[[ Provided material, beginning ]]
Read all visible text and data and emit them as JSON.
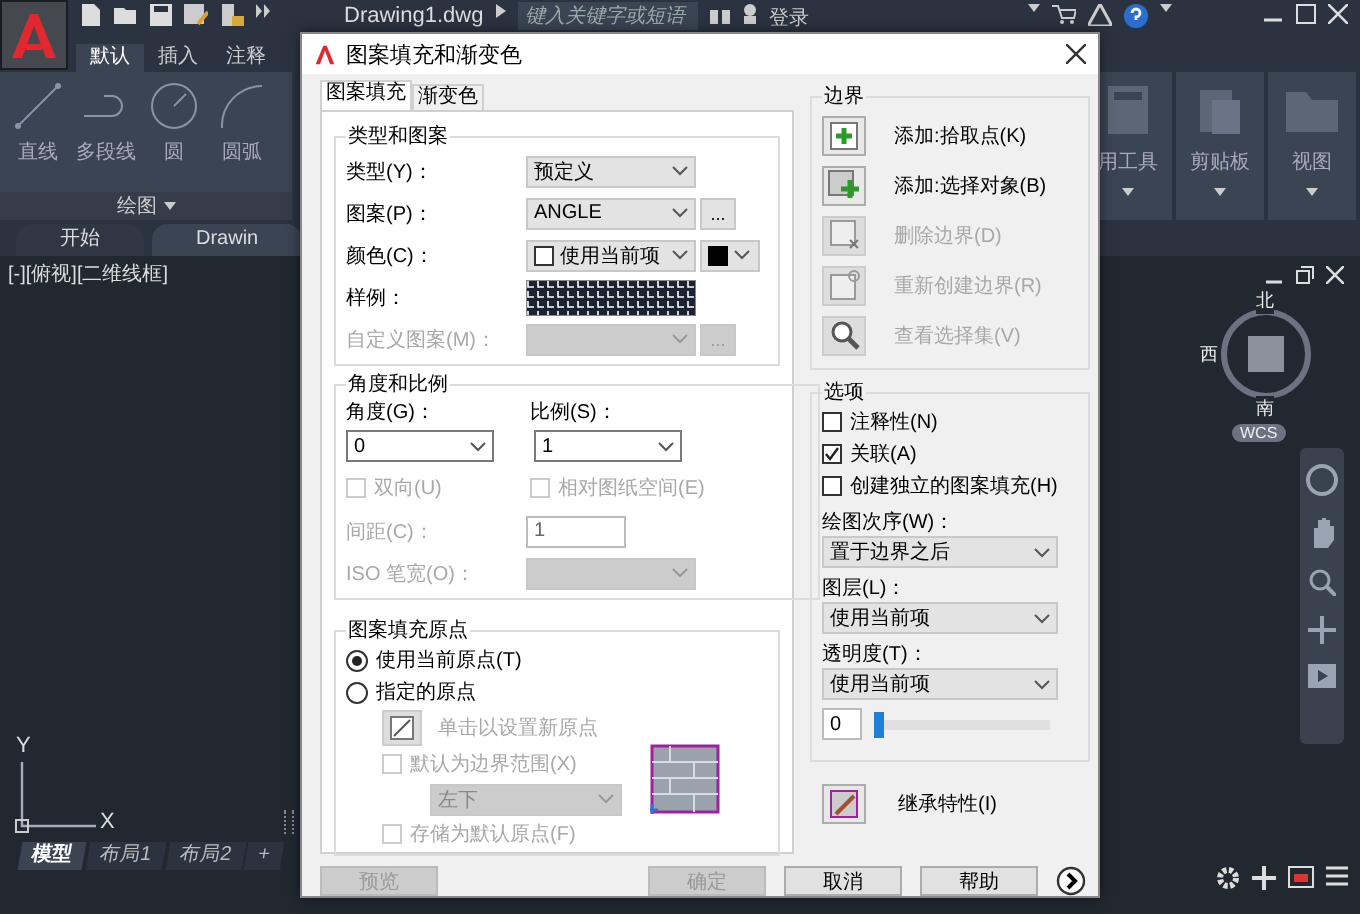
{
  "app": {
    "document_title": "Drawing1.dwg",
    "search": {
      "placeholder": "键入关键字或短语"
    },
    "sign_in": "登录",
    "ribbon_tabs": [
      {
        "label": "默认",
        "selected": true
      },
      {
        "label": "插入",
        "selected": false
      },
      {
        "label": "注释",
        "selected": false
      }
    ],
    "draw_tools": [
      {
        "label": "直线",
        "kind": "line"
      },
      {
        "label": "多段线",
        "kind": "polyline"
      },
      {
        "label": "圆",
        "kind": "circle"
      },
      {
        "label": "圆弧",
        "kind": "arc"
      }
    ],
    "draw_panel": "绘图",
    "right_panels": [
      {
        "label": "用工具",
        "kind": "calculator"
      },
      {
        "label": "剪贴板",
        "kind": "clipboard"
      },
      {
        "label": "视图",
        "kind": "view"
      }
    ],
    "file_tabs": [
      {
        "label": "开始",
        "selected": false
      },
      {
        "label": "Drawin",
        "selected": true
      }
    ],
    "viewport_label": "[-][俯视][二维线框]",
    "viewcube": {
      "north": "北",
      "west": "西",
      "south": "南",
      "wcs": "WCS"
    },
    "ucs": {
      "x": "X",
      "y": "Y"
    },
    "layout_tabs": [
      {
        "label": "模型",
        "selected": true
      },
      {
        "label": "布局1",
        "selected": false
      },
      {
        "label": "布局2",
        "selected": false
      }
    ],
    "add_layout": "+"
  },
  "dialog": {
    "title": "图案填充和渐变色",
    "tabs": [
      {
        "label": "图案填充",
        "selected": true
      },
      {
        "label": "渐变色",
        "selected": false
      }
    ],
    "type_group": {
      "title": "类型和图案",
      "rows": [
        {
          "kind": "select",
          "label": "类型(Y)：",
          "value": "预定义",
          "disabled": false
        },
        {
          "kind": "select",
          "label": "图案(P)：",
          "value": "ANGLE",
          "disabled": false,
          "button": "..."
        },
        {
          "kind": "color",
          "label": "颜色(C)：",
          "value": "使用当前项",
          "disabled": false
        },
        {
          "kind": "sample",
          "label": "样例：",
          "disabled": false
        },
        {
          "kind": "select",
          "label": "自定义图案(M)：",
          "disabled": true,
          "button": "..."
        }
      ]
    },
    "angle_group": {
      "title": "角度和比例",
      "angle": {
        "label": "角度(G)：",
        "value": "0"
      },
      "scale": {
        "label": "比例(S)：",
        "value": "1"
      },
      "checks": [
        {
          "label": "双向(U)",
          "checked": false,
          "disabled": true
        },
        {
          "label": "相对图纸空间(E)",
          "checked": false,
          "disabled": true
        }
      ],
      "spacing": {
        "label": "间距(C)：",
        "value": "1",
        "disabled": true
      },
      "iso": {
        "label": "ISO 笔宽(O)：",
        "disabled": true
      }
    },
    "origin_group": {
      "title": "图案填充原点",
      "radios": [
        {
          "label": "使用当前原点(T)",
          "selected": true
        },
        {
          "label": "指定的原点",
          "selected": false
        }
      ],
      "set_origin": {
        "label": "单击以设置新原点",
        "disabled": true
      },
      "checks": [
        {
          "label": "默认为边界范围(X)",
          "checked": false,
          "disabled": true
        },
        {
          "label": "存储为默认原点(F)",
          "checked": false,
          "disabled": true
        }
      ],
      "position": {
        "value": "左下",
        "disabled": true
      }
    },
    "boundary": {
      "title": "边界",
      "buttons": [
        {
          "label": "添加:拾取点(K)",
          "disabled": false,
          "kind": "pick"
        },
        {
          "label": "添加:选择对象(B)",
          "disabled": false,
          "kind": "select"
        },
        {
          "label": "删除边界(D)",
          "disabled": true,
          "kind": "remove"
        },
        {
          "label": "重新创建边界(R)",
          "disabled": true,
          "kind": "recreate"
        },
        {
          "label": "查看选择集(V)",
          "disabled": true,
          "kind": "view"
        }
      ]
    },
    "options": {
      "title": "选项",
      "checks": [
        {
          "label": "注释性(N)",
          "checked": false
        },
        {
          "label": "关联(A)",
          "checked": true
        },
        {
          "label": "创建独立的图案填充(H)",
          "checked": false
        }
      ],
      "selects": [
        {
          "label": "绘图次序(W)：",
          "value": "置于边界之后"
        },
        {
          "label": "图层(L)：",
          "value": "使用当前项"
        },
        {
          "label": "透明度(T)：",
          "value": "使用当前项"
        }
      ],
      "transparency": {
        "value": "0",
        "level": 0
      }
    },
    "inherit": "继承特性(I)",
    "buttons": [
      {
        "label": "预览",
        "disabled": true
      },
      {
        "label": "确定",
        "disabled": true
      },
      {
        "label": "取消",
        "disabled": false
      },
      {
        "label": "帮助",
        "disabled": false
      }
    ]
  }
}
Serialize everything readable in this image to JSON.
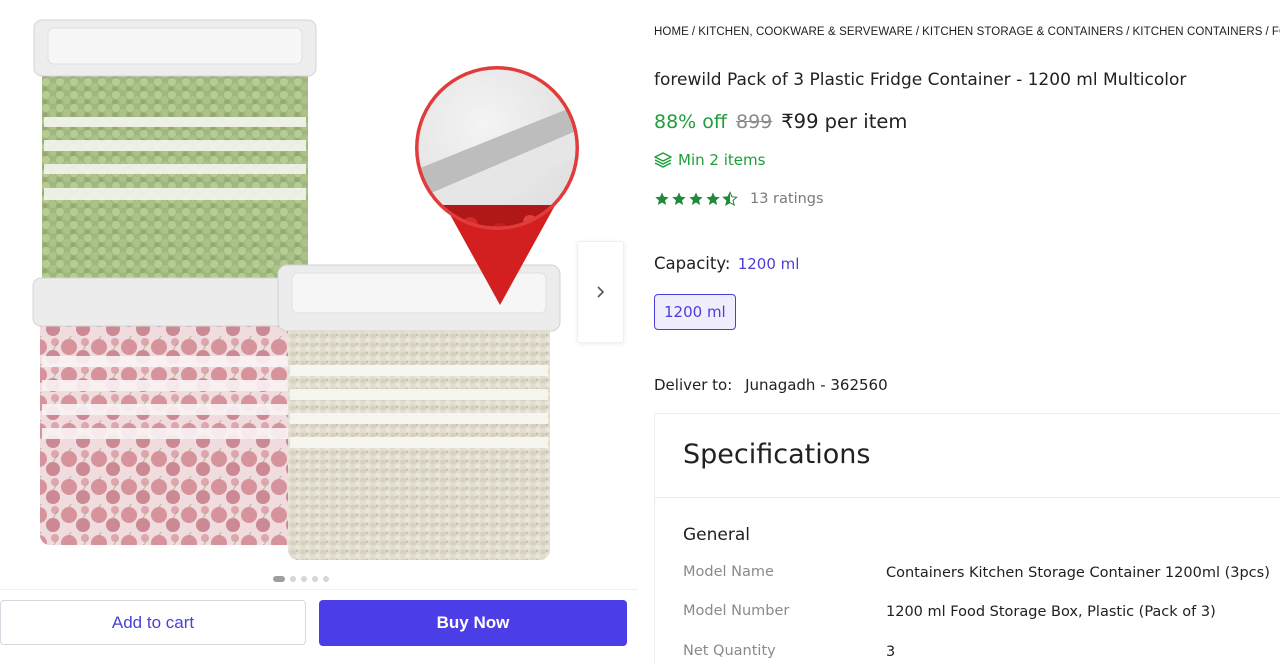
{
  "breadcrumb": [
    "HOME",
    "KITCHEN, COOKWARE & SERVEWARE",
    "KITCHEN STORAGE & CONTAINERS",
    "KITCHEN CONTAINERS",
    "FOREWILD KITCHEN CONTAINERS"
  ],
  "product": {
    "title": "forewild Pack of 3 Plastic Fridge Container  - 1200 ml Multicolor",
    "discount": "88% off",
    "mrp": "899",
    "price": "₹99 per item",
    "min_qty": "Min 2 items",
    "rating_stars": 4.5,
    "ratings_text": "13 ratings"
  },
  "capacity": {
    "label": "Capacity:",
    "selected": "1200 ml",
    "options": [
      "1200 ml"
    ]
  },
  "delivery": {
    "label": "Deliver to:",
    "location": "Junagadh - 362560"
  },
  "gallery": {
    "image_count": 5,
    "active_index": 0
  },
  "actions": {
    "add_to_cart": "Add to cart",
    "buy_now": "Buy Now"
  },
  "specifications": {
    "heading": "Specifications",
    "group": "General",
    "rows": [
      {
        "key": "Model Name",
        "value": "Containers Kitchen Storage Container 1200ml (3pcs)"
      },
      {
        "key": "Model Number",
        "value": "1200 ml Food Storage Box, Plastic (Pack of 3)"
      },
      {
        "key": "Net Quantity",
        "value": "3"
      }
    ]
  },
  "colors": {
    "accent": "#4a3fd8",
    "green": "#1f9d3a",
    "star": "#1f8a3a"
  },
  "icons": {
    "next": "chevron-right-icon",
    "min_items": "layers-icon",
    "star": "star-icon"
  }
}
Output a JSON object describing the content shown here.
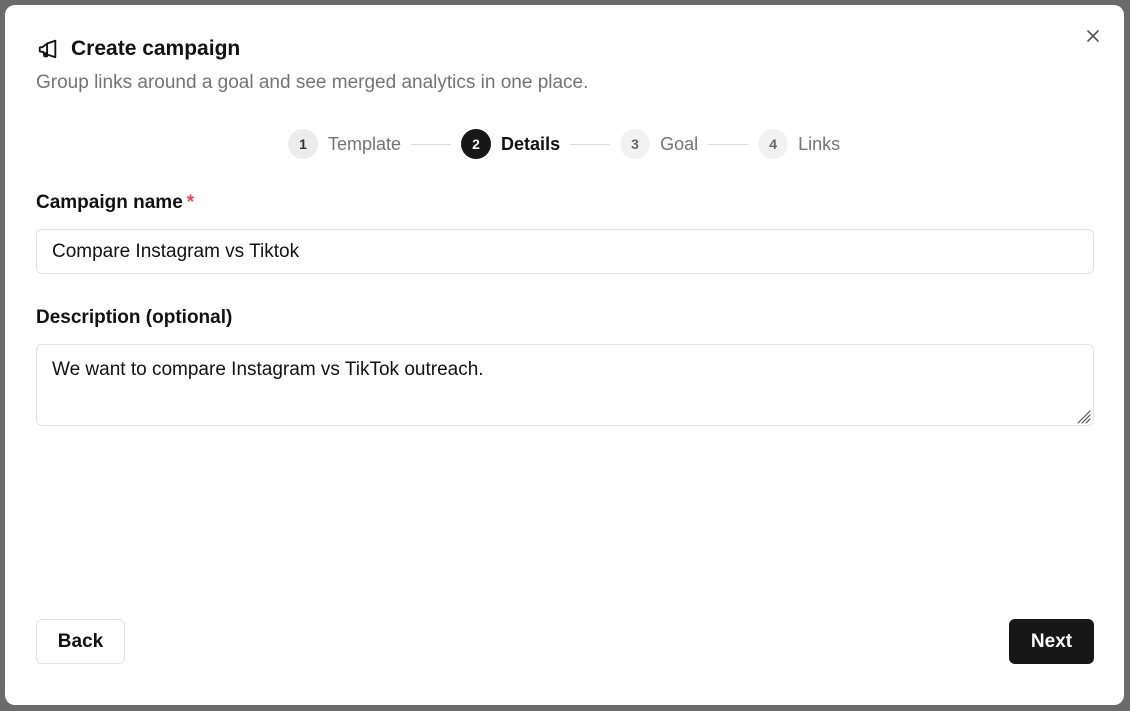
{
  "dialog": {
    "title": "Create campaign",
    "subtitle": "Group links around a goal and see merged analytics in one place.",
    "title_icon": "megaphone-icon",
    "close_icon": "close-icon"
  },
  "stepper": {
    "steps": [
      {
        "number": "1",
        "label": "Template",
        "state": "completed"
      },
      {
        "number": "2",
        "label": "Details",
        "state": "active"
      },
      {
        "number": "3",
        "label": "Goal",
        "state": "upcoming"
      },
      {
        "number": "4",
        "label": "Links",
        "state": "upcoming"
      }
    ]
  },
  "form": {
    "campaign_name": {
      "label": "Campaign name",
      "required_mark": "*",
      "value": "Compare Instagram vs Tiktok"
    },
    "description": {
      "label": "Description (optional)",
      "value": "We want to compare Instagram vs TikTok outreach."
    }
  },
  "footer": {
    "back_label": "Back",
    "next_label": "Next"
  },
  "colors": {
    "primary": "#171717",
    "required": "#e5484d",
    "muted_text": "#737373"
  }
}
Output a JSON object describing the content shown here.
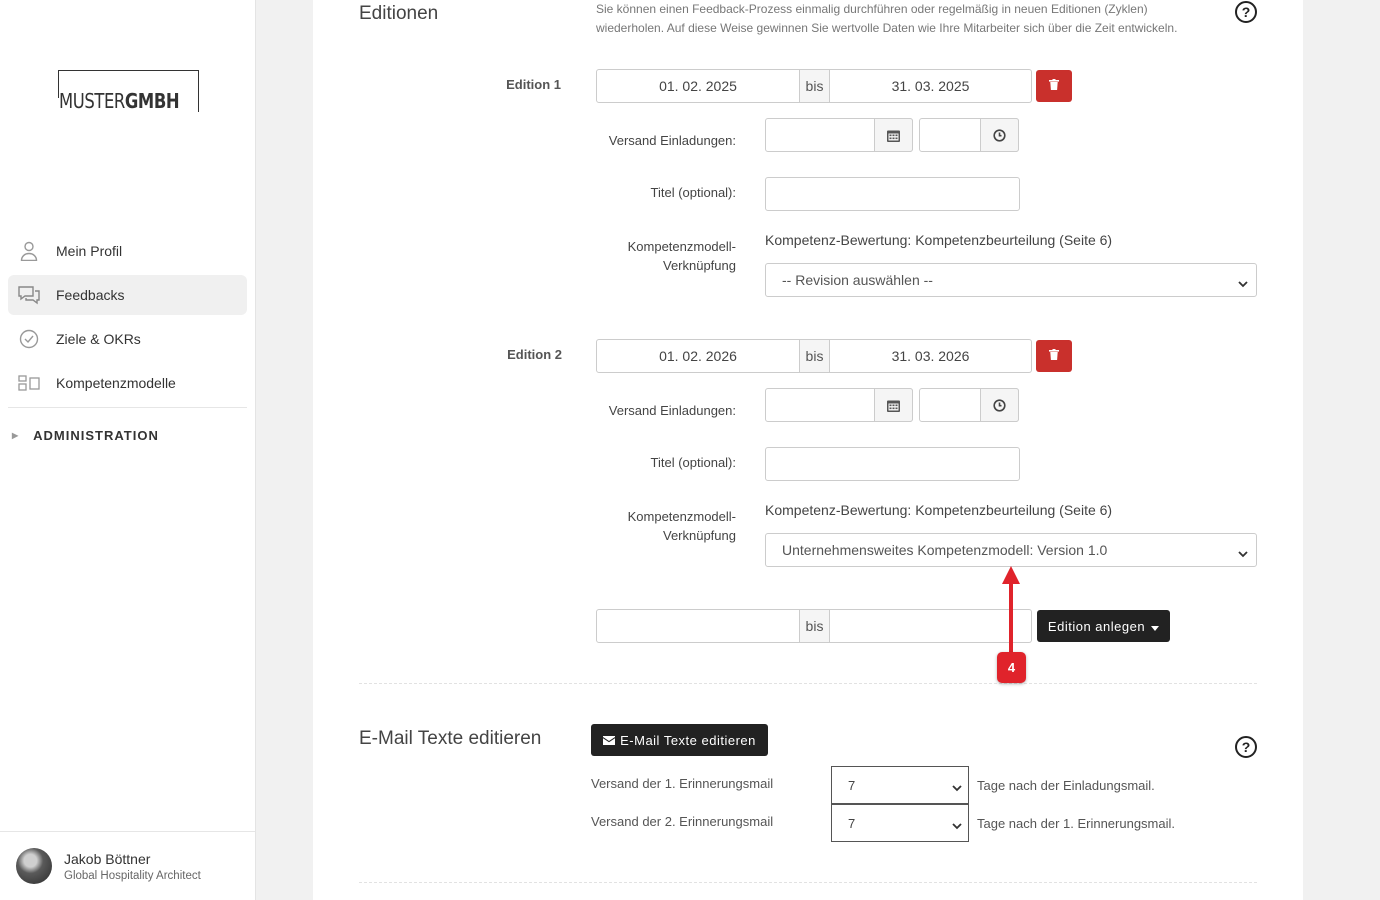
{
  "sidebar": {
    "logo": {
      "part1": "MUSTER",
      "part2": "GMBH"
    },
    "nav": [
      {
        "label": "Mein Profil",
        "icon": "user-icon"
      },
      {
        "label": "Feedbacks",
        "icon": "chat-icon"
      },
      {
        "label": "Ziele & OKRs",
        "icon": "check-circle-icon"
      },
      {
        "label": "Kompetenzmodelle",
        "icon": "modules-icon"
      }
    ],
    "admin": "ADMINISTRATION",
    "user": {
      "name": "Jakob Böttner",
      "role": "Global Hospitality Architect"
    }
  },
  "editions": {
    "title": "Editionen",
    "description": "Sie können einen Feedback-Prozess einmalig durchführen oder regelmäßig in neuen Editionen (Zyklen) wiederholen. Auf diese Weise gewinnen Sie wertvolle Daten wie Ihre Mitarbeiter sich über die Zeit entwickeln.",
    "bis": "bis",
    "labels": {
      "versand": "Versand Einladungen:",
      "titel": "Titel (optional):",
      "kompetenz1": "Kompetenzmodell-",
      "kompetenz2": "Verknüpfung"
    },
    "items": [
      {
        "label": "Edition 1",
        "from": "01. 02. 2025",
        "to": "31. 03. 2025",
        "kb_title": "Kompetenz-Bewertung: Kompetenzbeurteilung (Seite 6)",
        "select": "-- Revision auswählen --"
      },
      {
        "label": "Edition 2",
        "from": "01. 02. 2026",
        "to": "31. 03. 2026",
        "kb_title": "Kompetenz-Bewertung: Kompetenzbeurteilung (Seite 6)",
        "select": "Unternehmensweites Kompetenzmodell: Version 1.0"
      }
    ],
    "new_button": "Edition anlegen",
    "marker": "4"
  },
  "email": {
    "title": "E-Mail Texte editieren",
    "button": "E-Mail Texte editieren",
    "reminder1_label": "Versand der 1. Erinnerungsmail",
    "reminder1_value": "7",
    "reminder1_suffix": "Tage nach der Einladungsmail.",
    "reminder2_label": "Versand der 2. Erinnerungsmail",
    "reminder2_value": "7",
    "reminder2_suffix": "Tage nach der 1. Erinnerungsmail."
  },
  "colors": {
    "danger": "#c9302c",
    "marker": "#e0232b",
    "dark": "#222222"
  }
}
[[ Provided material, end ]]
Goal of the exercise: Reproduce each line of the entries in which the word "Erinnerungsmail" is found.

Solution to this problem:
    "reminder1_label": "Versand der 1. Erinnerungsmail",
    "reminder2_label": "Versand der 2. Erinnerungsmail",
    "reminder2_suffix": "Tage nach der 1. Erinnerungsmail."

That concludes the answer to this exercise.